ENTRY 043: Arindov Space
Among the stranger corners of the Mesh are sites where atypical sensory interfaces predominate. Vision, sound, and touch/contact have been utilized in some combination for communications for centuries, but in post-Fall days there are entire segments of the Mesh where the primary sensory interface is somewhat stranger and more exotic—where infomorphs communicate via scents and tastes, artificially remixed and released in bursts of intensity and duration, or augmented reality zones which feed information that can only be interpreted by transhumans with t-ray emitter/receivers, or at least a compatible app that either allows them to interpret the data or translates it to their existing sensory spectrum.
The most populous of these sensory interface zones is Arindov Space, a mixed virtual/augmented reality environment based on echolocation, located in a lightless open-planning Lunar cavern with a high population density, with nearly thirty thousand physical inhabitants in 3.0 cubic kilometers of space. All boundaries and perimeters in the cavern (aside from the outer walls) are defined by virtual constructs, so that the inhabitants and visitors navigate by way of artificial echolocation data. Experienced users navigate in a sea of real-time three-dimensional data, steering them around digitally marked zones as well as real obstacles; new users are generally less able to process the full extent of the echodata being fed to them, but most adapt—or use a cheat app that processes the echodata into a relative audio-visual feed to overlay on their regular vision.
As might be expected, violating this virtual zoning carries with it social penalties. The Arindov Space exists only because of the consensual acceptance and awareness of the virtual borders; without the virtual barriers ameliorating senses of privacy and personal space, the population would probably riot at living packed so closely together. Individuals who purposefully violate virtual barriers face significant social stigma (and corresponding rep loss), but for some—particularly visitors—the relative freedom that comes from ignoring the artificial spatial constraints outweighs the social cost.
Most atypical sensory interface portions of the Mesh are designed for public use, and free apps are often readily available to interpret, receive, or translate extraordinary sensory data for new users, or geared to the augmented senses of certain morphs. Some hypercorps maintain more exotic spaces with non-publicly available apps for security reasons, but these are relatively rare because of their limited utility. Attempting to navigate a Mesh or Augmented Reality setting without the appropriate senses or app is equivalent to going in blind—the character is aware of being in the space, but the sensory data manifests only as noise. Mechanically, characters in such spaces receive a -30 penalty to Interfacing Tests if they do not have the appropriate senses or app.

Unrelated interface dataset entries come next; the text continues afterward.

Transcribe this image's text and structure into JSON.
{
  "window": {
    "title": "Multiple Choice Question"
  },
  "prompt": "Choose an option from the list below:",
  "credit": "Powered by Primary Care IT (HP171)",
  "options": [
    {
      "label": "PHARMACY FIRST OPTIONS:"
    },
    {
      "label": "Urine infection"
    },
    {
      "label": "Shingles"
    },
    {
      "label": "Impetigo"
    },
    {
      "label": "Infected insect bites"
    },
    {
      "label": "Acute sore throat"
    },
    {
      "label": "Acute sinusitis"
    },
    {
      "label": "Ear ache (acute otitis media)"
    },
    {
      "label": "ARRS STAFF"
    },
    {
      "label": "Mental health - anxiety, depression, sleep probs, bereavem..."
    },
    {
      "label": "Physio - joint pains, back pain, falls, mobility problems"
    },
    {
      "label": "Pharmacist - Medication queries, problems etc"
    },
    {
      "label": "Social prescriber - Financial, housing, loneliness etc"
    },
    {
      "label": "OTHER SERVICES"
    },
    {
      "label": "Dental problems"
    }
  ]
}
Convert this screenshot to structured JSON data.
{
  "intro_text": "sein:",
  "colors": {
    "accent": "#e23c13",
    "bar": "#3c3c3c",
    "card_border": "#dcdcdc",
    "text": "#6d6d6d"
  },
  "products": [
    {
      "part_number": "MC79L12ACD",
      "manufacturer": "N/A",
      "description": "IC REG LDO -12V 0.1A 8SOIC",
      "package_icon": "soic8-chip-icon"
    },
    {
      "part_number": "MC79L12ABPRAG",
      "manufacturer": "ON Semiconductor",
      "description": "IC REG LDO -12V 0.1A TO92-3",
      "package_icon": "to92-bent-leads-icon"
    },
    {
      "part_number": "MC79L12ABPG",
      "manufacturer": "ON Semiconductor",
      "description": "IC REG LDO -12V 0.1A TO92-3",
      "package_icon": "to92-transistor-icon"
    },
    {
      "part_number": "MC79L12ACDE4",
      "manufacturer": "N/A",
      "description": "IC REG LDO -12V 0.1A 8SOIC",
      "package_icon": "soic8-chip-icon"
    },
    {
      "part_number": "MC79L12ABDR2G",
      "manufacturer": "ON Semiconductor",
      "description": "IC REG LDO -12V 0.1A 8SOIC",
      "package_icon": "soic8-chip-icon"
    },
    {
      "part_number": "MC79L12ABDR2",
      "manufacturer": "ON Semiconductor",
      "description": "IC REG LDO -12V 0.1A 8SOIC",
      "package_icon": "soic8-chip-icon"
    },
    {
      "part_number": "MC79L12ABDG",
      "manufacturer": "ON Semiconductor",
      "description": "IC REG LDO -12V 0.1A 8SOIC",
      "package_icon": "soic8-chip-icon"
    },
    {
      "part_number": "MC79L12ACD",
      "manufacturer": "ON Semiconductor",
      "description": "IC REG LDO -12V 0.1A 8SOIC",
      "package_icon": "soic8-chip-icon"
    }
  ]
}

Using Arindov Space
Excessive use of Arindov Space (and similar weird sensory places) is likely to cause frustration; it is recommended that this locale be used sparingly as a spice, to get players and gamemasters to think about their enhanced or augmented senses, and especially to allow characters who have invested in unusual sensory forms to feel “in their element.”